How dangerous could a desk job be? You are sitting most of the day, right? Wrong. Any actual office worker could tell you they have plenty of aches and pains caused by "just sitting." Office workers often file successfully for workers' compensation benefits for debilitating injuries they sustained on the job. We consider some of these injuries and explain why it's important to report and get treatment for symptoms that start out as minor but can become much worse.
4 Common Injuries Experienced by Office Workers
We are using the term office worker as a general term to refer to anyone who sits at a desk for most of the day. This could be anyone from a receptionist or administrative assistant to a computer programmer or CEO. Despite the work you are doing as you sit at a desk and move around an office space, you are at risk of suffering common injuries such as:
- Falls. Falls are the leading cause of injury across all industries, and offices are no exception. Office workers can trip over open desk or file drawers, electrical cords or wires, and loose carpeting. They can slip on wet bathroom or entryway floors and fall down staircases with broken handrails or inadequate lighting. The cause of the fall is not important, however. If your fall has caused a serious injury that prevents you from working, it's worth looking into whether a workers' comp claim is appropriate.
- Lifting injuries. You may not work in a warehouse, but you still lift plenty of heavy objects in your day. Lifting boxes of paper for the copy machine, stacks of files, computer equipment, water cooler refills, and office supply deliveries can wrench a back as easily as lifting industrial equipment. If these tasks are done repetitively, you are at an even greater risk.
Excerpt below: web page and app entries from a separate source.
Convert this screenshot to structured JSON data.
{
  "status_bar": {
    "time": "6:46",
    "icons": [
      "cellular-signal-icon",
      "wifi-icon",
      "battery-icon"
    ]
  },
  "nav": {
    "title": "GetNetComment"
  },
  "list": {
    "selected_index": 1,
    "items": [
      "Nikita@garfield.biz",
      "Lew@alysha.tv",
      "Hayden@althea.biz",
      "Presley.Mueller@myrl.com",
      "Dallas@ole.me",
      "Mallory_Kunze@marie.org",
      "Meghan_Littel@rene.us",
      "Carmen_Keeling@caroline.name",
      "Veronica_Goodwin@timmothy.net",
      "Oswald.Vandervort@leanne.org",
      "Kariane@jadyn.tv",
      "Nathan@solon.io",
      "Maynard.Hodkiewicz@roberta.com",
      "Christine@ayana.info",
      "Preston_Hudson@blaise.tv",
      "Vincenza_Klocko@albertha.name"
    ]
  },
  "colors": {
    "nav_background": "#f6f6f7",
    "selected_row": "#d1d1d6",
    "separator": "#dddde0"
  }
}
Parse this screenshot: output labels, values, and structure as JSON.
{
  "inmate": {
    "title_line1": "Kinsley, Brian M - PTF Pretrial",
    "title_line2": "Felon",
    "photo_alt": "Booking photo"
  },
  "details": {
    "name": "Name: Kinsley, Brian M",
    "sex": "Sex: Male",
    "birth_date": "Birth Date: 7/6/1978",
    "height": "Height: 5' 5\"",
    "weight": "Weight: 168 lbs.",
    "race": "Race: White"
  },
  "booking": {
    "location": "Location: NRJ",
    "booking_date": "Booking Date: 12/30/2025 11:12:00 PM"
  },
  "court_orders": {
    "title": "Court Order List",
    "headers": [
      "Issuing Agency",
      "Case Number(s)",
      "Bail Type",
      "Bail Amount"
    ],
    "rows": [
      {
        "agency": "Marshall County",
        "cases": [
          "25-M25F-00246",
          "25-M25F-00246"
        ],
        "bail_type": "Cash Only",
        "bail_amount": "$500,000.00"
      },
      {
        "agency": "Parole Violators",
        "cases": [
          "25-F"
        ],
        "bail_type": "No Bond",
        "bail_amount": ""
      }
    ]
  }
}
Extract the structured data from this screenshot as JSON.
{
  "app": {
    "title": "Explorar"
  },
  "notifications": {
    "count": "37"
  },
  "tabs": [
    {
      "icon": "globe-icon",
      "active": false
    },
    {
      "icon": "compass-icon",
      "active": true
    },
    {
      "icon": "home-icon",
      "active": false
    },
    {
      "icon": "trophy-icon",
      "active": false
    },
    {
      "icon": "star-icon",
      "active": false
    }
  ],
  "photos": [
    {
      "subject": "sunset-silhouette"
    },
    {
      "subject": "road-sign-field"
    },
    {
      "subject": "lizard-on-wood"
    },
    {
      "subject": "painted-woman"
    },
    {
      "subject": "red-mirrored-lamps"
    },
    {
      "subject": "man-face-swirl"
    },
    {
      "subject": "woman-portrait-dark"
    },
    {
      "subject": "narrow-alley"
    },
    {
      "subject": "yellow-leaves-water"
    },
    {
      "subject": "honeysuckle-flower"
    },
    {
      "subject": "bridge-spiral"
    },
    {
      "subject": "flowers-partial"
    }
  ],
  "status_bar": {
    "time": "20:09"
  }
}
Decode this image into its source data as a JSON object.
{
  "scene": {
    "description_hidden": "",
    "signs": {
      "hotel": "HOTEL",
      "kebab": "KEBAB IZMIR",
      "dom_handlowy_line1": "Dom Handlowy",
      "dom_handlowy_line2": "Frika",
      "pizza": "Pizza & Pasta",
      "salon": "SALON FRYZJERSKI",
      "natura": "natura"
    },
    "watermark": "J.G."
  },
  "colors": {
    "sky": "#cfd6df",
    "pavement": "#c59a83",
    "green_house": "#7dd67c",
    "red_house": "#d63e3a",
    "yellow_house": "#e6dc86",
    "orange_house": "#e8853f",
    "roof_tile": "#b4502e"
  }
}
- Back and neck injuries. Workstation ergonomics are essential to protecting your neck, shoulders, and back, but not every office worker is offered high-end chairs, standing workstations, adjustable desks, and flexible computer set-ups. Over time, the strain of an unsupportive chair, misplaced computer monitor, or ill-fitting desk can cause severe and debilitating musculoskeletal injuries.
- Repetitive strain injuries (RSI). Workers who spend hours at a computer terminal are using their shoulders, elbows, forearms, wrists, and hands repetitively, which can strain muscles and tendons to the point of chronic pain and immobility. This is true even though computer users are making small movements. Carpal tunnel syndrome is the RSI most people have heard of, but other parts of the arms can also be affected.
Except for falls, these injuries develop into chronic and painful conditions over time, so it's difficult to make the connection between the injury and the job. However, when you seek medical treatment in the early stages of the condition, you establish an onset date and create a paper trail of evidence of the worsening condition.
At-Home Office Workers May Be Eligible Too
These days, many office workers can do their jobs remotely from home offices. Despite Ohio's recent legislation establishing rules about workers' comp for remote workers, it is still possible to file a successful claim for an injury sustained in a home office. As long as the injury happened while completing a task for the exclusive benefit of the employer, it should be compensable. For example, a debilitating RSI caused by hours using a mouse and computer to complete exclusively work-related tasks should be covered, even if it happened at home.
Get Help From Monast Law Office
With over 30 years of experience as a workers' comp attorney in Ohio, I have helped workers in many industries get the compensation they have earned. If you are an office worker who was injured doing your job, contact Monast Law Office to discover how we can help. Learn more by requesting a free copy of our book, The Worker's Guide to Injury Compensation in Ohio, then fill out our online contact form or call our Upper Arlington office at 614-334-4649 to get started.